Literally a few hours after a new report emerged claiming Audi will speed up the process of integrating electric powertrains and will phase out combustion-powered cars earlier than initially expected, similar information is coming from Daimler. The company that owns Mercedes-Benz will reportedly follow a similar approach in an updated version of its electrification strategy.
Citing Germany’s Manager Magazin, Automotive News reports Mercedes will launch its electric vehicles originally slated for the middle of the decade earlier than planned. The models that were supposed to be unveiled in 2024 or 2025 will make their debuts a year earlier, while their combustion-powered equivalents will be dropped from the model range altogether. Nothing seems to be official at this point, though, as the publication cites “sources close to the matter.”

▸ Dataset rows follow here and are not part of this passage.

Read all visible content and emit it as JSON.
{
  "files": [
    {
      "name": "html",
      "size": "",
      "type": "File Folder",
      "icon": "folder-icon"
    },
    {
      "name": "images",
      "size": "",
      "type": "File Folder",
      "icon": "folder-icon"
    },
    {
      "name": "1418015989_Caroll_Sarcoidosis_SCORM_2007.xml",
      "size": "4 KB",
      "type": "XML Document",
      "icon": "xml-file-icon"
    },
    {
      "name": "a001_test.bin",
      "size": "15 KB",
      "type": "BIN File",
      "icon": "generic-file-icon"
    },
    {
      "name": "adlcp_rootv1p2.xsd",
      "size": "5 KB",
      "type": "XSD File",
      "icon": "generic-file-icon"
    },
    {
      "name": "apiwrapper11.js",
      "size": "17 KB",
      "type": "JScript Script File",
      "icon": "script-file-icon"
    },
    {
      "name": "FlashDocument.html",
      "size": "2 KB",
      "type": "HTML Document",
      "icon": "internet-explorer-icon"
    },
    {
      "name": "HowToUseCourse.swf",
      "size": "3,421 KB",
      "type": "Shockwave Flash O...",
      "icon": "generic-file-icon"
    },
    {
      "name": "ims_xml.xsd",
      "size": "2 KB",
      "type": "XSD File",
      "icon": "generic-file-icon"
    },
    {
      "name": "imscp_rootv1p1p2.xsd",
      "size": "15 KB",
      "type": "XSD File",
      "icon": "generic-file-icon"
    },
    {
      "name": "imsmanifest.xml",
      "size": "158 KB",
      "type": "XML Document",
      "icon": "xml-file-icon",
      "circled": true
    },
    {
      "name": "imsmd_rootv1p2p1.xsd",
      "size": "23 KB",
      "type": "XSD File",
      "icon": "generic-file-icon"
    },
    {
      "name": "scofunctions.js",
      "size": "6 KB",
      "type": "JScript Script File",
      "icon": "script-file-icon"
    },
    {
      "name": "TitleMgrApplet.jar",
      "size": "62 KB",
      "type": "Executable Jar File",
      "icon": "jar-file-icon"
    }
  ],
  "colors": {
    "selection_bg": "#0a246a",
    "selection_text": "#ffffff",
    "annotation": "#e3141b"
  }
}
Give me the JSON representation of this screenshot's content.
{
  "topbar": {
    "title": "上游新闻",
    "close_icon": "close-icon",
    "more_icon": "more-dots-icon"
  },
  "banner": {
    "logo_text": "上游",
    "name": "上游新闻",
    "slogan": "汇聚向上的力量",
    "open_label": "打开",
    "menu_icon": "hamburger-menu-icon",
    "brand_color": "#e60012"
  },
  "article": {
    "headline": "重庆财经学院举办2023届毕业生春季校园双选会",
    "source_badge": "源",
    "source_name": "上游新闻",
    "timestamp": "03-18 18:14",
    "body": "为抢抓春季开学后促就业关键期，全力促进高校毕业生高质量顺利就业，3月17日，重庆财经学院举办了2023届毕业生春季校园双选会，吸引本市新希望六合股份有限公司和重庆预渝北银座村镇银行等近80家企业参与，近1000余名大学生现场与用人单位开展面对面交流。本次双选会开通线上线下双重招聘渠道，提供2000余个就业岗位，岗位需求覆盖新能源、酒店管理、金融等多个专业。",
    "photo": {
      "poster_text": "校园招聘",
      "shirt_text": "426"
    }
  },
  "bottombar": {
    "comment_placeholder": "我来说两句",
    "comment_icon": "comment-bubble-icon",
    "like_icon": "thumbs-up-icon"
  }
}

The Future Is Electric At Mercedes:
While a Daimler spokesman wasn’t available to comment on the reports, it is believed Daimler’s CEO Ola Kallenius will announce the accelerated switch to greener energy before the summer break. This new move comes as a logical extension of the plans announced in February this year when it was reported Mercedes will discontinue some of its slower selling coupe and convertible cars and focus on the development of next-generation electric vehicles.
As for BMW, the arch-rivals from Munich, the company has previously said it will remain committed to the internal combustion engine for at least 30 more years. The Mini brand may switch to electric power way earlier than that, but the BMW brand will most likely continue to offer four- and six-cylinder gasoline and turbodiesel engines for at least another 20 years.
Of course, we won’t be too surprised if the Bavarians review their electrification strategy given the latest news of Audi and Mercedes accelerating their EV efforts. More pressure to speed up the discontinuation of the combustion engine may come from organizations such as Europe’s campaign group Transport and Environment (T&E), which recently criticized many automakers for lacking more ambitious targets of phasing out fossil-powered cars.